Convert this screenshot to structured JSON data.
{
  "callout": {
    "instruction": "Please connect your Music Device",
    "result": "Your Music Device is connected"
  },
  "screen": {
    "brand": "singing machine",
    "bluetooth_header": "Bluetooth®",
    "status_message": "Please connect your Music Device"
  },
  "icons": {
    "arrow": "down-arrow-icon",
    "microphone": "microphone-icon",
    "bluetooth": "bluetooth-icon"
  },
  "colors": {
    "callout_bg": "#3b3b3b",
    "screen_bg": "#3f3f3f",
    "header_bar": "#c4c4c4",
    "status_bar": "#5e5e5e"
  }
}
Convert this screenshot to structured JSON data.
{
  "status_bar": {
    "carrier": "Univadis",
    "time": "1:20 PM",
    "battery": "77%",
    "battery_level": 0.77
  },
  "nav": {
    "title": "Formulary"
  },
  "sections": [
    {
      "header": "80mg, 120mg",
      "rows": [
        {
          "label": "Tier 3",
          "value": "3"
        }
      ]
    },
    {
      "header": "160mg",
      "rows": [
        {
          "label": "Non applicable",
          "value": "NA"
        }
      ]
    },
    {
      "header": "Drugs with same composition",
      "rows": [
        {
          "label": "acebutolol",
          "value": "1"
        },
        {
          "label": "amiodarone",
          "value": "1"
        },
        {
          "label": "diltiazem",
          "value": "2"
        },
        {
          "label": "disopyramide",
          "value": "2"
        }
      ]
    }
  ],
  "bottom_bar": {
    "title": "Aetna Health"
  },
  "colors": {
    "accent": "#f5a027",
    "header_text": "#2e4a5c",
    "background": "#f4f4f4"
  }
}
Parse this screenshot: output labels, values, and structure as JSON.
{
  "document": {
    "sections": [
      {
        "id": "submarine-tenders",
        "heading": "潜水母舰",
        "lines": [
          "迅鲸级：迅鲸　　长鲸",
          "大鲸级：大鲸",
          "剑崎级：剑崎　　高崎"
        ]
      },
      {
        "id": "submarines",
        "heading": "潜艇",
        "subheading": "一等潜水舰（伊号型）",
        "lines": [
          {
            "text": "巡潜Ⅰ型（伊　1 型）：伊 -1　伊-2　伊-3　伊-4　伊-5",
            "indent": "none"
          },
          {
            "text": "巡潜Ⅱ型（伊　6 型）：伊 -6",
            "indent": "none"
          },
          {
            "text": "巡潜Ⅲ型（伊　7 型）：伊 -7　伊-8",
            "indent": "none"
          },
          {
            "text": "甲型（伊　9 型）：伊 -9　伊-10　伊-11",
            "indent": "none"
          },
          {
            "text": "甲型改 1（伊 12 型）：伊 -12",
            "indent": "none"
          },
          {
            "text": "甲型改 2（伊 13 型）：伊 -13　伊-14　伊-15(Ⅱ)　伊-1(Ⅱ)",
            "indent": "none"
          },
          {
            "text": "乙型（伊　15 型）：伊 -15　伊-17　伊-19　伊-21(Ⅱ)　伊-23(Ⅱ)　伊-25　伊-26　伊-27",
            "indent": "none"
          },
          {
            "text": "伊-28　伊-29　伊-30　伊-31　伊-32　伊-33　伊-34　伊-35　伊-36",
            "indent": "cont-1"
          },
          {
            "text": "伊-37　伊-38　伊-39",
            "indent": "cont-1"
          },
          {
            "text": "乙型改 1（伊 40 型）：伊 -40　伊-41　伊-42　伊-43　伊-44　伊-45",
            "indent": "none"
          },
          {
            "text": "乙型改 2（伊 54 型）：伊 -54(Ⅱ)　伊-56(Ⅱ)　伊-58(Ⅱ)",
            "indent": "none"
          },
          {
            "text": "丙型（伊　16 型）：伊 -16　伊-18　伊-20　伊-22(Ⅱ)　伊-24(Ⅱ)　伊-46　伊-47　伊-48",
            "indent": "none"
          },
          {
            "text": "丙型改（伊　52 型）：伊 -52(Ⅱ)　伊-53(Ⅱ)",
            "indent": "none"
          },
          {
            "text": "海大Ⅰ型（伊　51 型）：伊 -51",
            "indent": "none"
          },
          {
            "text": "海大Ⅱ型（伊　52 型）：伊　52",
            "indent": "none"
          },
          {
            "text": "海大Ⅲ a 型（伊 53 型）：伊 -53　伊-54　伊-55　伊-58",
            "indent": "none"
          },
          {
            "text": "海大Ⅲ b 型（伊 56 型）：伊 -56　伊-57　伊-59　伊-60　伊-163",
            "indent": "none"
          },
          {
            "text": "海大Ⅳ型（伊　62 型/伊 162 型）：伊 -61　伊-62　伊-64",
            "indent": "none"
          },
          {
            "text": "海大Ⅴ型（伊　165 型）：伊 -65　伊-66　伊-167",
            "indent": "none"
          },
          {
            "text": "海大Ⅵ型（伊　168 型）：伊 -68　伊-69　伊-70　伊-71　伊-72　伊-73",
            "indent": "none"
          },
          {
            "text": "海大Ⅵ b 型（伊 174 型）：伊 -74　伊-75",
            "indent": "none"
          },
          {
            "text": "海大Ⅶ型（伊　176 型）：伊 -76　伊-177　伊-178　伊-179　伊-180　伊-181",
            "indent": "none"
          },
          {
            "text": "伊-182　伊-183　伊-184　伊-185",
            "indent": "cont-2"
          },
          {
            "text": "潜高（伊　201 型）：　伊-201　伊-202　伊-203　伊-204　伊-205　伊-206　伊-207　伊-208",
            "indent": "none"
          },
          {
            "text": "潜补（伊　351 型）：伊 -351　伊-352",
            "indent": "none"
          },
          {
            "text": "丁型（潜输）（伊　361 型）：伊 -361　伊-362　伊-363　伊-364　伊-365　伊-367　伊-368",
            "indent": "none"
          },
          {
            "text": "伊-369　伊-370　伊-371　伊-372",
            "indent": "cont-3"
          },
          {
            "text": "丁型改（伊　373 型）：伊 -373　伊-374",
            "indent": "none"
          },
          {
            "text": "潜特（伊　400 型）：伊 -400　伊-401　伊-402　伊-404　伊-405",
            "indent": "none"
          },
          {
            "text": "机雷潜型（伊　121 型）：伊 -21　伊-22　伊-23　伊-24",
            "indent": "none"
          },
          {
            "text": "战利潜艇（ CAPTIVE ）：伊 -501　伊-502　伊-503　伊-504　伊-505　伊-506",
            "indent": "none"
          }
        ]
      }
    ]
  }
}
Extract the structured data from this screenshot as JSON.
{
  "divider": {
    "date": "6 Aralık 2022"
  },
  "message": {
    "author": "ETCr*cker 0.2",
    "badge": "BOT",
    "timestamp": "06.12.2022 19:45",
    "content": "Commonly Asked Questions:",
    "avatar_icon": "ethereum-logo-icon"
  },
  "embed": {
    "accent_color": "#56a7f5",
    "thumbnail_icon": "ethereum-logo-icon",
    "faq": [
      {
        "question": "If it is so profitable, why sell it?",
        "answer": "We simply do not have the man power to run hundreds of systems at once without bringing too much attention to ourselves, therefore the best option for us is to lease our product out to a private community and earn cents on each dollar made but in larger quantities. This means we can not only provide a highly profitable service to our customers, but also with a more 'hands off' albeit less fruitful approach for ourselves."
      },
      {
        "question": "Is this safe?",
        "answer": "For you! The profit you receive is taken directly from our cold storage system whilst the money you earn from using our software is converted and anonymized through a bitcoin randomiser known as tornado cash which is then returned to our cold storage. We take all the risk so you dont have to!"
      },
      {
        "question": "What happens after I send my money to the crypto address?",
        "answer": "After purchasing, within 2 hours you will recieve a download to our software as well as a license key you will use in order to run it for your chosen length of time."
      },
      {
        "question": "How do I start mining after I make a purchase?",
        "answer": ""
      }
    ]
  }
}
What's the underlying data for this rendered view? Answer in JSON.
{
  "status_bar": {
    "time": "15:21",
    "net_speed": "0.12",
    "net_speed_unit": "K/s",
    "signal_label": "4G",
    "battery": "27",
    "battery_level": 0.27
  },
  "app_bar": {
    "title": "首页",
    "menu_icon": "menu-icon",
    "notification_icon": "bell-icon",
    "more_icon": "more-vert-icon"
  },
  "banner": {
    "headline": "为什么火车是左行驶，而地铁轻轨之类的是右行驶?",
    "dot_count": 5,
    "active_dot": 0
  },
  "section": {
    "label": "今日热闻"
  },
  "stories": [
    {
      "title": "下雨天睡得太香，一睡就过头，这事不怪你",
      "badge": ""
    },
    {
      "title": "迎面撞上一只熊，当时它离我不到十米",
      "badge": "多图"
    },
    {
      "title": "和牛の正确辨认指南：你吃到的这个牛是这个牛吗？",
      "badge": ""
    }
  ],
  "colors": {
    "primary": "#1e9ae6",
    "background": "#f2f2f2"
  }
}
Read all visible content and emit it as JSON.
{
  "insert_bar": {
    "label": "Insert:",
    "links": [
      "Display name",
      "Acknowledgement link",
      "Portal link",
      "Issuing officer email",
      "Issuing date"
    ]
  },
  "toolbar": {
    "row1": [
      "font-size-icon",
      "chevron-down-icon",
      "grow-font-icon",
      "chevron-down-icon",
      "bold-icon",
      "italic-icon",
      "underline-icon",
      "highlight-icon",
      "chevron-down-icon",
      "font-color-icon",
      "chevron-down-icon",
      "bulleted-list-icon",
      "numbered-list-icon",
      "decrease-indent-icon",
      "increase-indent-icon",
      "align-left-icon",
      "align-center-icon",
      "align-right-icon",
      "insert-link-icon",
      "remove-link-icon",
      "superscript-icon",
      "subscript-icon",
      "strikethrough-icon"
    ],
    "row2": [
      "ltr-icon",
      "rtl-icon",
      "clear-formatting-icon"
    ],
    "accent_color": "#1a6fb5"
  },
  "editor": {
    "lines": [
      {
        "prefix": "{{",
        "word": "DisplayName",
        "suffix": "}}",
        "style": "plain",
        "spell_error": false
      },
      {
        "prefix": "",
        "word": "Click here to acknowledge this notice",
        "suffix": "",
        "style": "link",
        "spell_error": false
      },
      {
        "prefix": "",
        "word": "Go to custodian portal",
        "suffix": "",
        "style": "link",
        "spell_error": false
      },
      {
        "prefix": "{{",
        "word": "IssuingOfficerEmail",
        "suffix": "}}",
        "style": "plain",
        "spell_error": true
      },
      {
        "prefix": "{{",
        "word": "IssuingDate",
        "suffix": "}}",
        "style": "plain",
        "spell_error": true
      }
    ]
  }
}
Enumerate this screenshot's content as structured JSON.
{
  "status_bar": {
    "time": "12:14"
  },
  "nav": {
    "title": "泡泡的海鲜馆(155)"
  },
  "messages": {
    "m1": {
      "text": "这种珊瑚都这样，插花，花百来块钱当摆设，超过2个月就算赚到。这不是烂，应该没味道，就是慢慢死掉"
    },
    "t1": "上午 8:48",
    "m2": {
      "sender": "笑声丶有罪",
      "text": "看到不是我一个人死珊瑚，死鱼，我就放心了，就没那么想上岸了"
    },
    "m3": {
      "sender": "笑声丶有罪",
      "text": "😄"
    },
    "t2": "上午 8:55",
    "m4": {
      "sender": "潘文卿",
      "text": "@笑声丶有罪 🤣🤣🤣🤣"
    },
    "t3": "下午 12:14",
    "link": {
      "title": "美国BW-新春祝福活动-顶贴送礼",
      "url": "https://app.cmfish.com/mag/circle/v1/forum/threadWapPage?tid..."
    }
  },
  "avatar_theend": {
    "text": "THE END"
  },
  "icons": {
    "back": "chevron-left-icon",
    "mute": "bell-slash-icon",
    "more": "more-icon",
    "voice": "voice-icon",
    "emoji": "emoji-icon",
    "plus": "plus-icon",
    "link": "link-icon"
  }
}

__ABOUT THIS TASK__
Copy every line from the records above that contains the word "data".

__RESULT OF THIS TASK__
Convert this screenshot to structured JSON data.
Convert this screenshot to structured JSON data.
Extract the structured data from this screenshot as JSON.
What's the underlying data for this rendered view? Answer in JSON.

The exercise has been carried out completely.